A flat yield curve is when returns are low across the board. It shows that investors expect slow growth.

It could also mean that economic indicators are sending mixed messages, with some investors expecting growth while others aren't so sure.

If the yield curve is flat, you won't save that much on a 15 year mortgage. You could also take the 30 year loan and invest the savings for your retirement. Better still, use the savings against the principle and look to the day when you can freely and clearly own your home.

A flat yield curve means banks are unlikely to be lending as much as they should. Why? You won't get much more return for the risks of five, ten, or fifteen years of lending money. Therefore, they only lend to low-risk customers. They are more able to save their excess funds in low risk money market instruments and treasury bills.

Here is an example of the conditions that create a flat yield curve.

In 2012 the economy grew at a healthy rate of 2 percent.
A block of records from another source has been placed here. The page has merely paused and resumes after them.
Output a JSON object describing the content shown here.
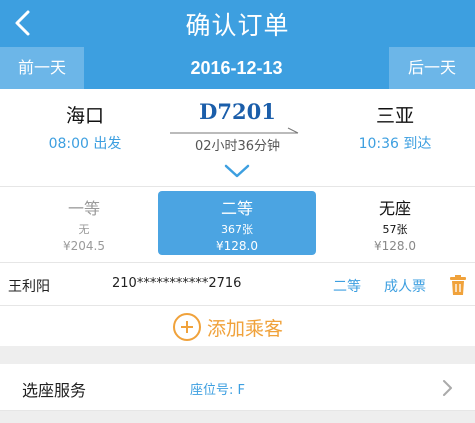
{
  "header": {
    "title": "确认订单",
    "back_icon": "chevron-left-icon"
  },
  "datebar": {
    "prev_label": "前一天",
    "date": "2016-12-13",
    "next_label": "后一天"
  },
  "train": {
    "departure": {
      "station": "海口",
      "time_label": "08:00 出发"
    },
    "number": "D7201",
    "duration": "02小时36分钟",
    "arrival": {
      "station": "三亚",
      "time_label": "10:36 到达"
    }
  },
  "seats": [
    {
      "class": "一等",
      "availability": "无",
      "price": "¥204.5",
      "selected": false
    },
    {
      "class": "二等",
      "availability": "367张",
      "price": "¥128.0",
      "selected": true
    },
    {
      "class": "无座",
      "availability": "57张",
      "price": "¥128.0",
      "selected": false
    }
  ],
  "passenger": {
    "name": "王利阳",
    "id_number": "210***********2716",
    "seat_class": "二等",
    "ticket_type": "成人票"
  },
  "add_passenger": {
    "label": "添加乘客"
  },
  "seat_service": {
    "label": "选座服务",
    "value": "座位号: F"
  },
  "colors": {
    "primary": "#3d9fe0",
    "accent": "#f0a23b",
    "train_number": "#1b5eaa"
  }
}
However, the debt crisis in the eurozone created great uncertainty. When the monthly job report fell below expectations, panicked investors sold stocks and bought treasuries. On June 1, 2012, the 10-year Treasury Note hit a 200-year low in intraday trading. A month later, on July 24th, it went even deeper.

On July 1, 2016, the 10-year Treasury yield in intraday trading hit a record low of 1,385. Investors worried about the UK's vote to leave the European Union. At that point, the yield curve was even flatter than it was in 2012. That's because investors weren't very confident about future growth. It's also because the Fed raised the Fed funds rate in December 2015. That forced the return on short-term Treasury Bills.

Since then, the yield curve has normalized. The economy is improving, and investors are instead selling treasuries and buying stocks.

Treasury Security Return at Close
6/1/12 7/25/12 7/1/2016 6/14/2017
1 month bill 0. 03 0. 08 0. 24 0. 90
Three-month bill 0. 07 0. 10 999 0. 28 999 01 6-month bill 0. 12
0.14 0. 37 1. 12 1 year notice 0, 17 0, 17 0, 45 1. 20 2 year note
0. 25 0. 22 0. 59 1. 35 3-year grade 0. 34
0. 28 0. 71 1. 48 5-year grade 0, 62 0. 56 1,00 1. 74 7-year grade
0. 93 0. 91 1. 27 1. 96 10 year grade 1. 47 (200-year low)
1. 43 (new record low) 1. 46 (new intraday low of 1. 385)> 2. 15 20 year grade 2. 13 2. 11
1. 81 2.53 30 year bond 2, 53 2, 47 2, 24 2. 79
Here is an example of how the yield curve is used to predict economic growth. In July 2010, the flat yield curve prompted the US Federal Reserve Bank of Cleveland to forecast that the US economy would only grow by one percent this year. In fact, the economy grew 2.5 percent thanks to low interest rates, which increased demand. The yield curve had flattened due to fears of the Greek debt crisis. A inverted yield curve is given when the short-term returns are higher than the long-term returns. It is an unusual situation in which investors switch to short term more
Demand for yield than for the longer term notes and bonds. Why should this happen? They expect the economy to deteriorate in the next few years and then to improve in the long run. An inverse yield curve therefore usually predicts a recession. In fact, the yield curve fluctuated before the 2000 and 2008 recession.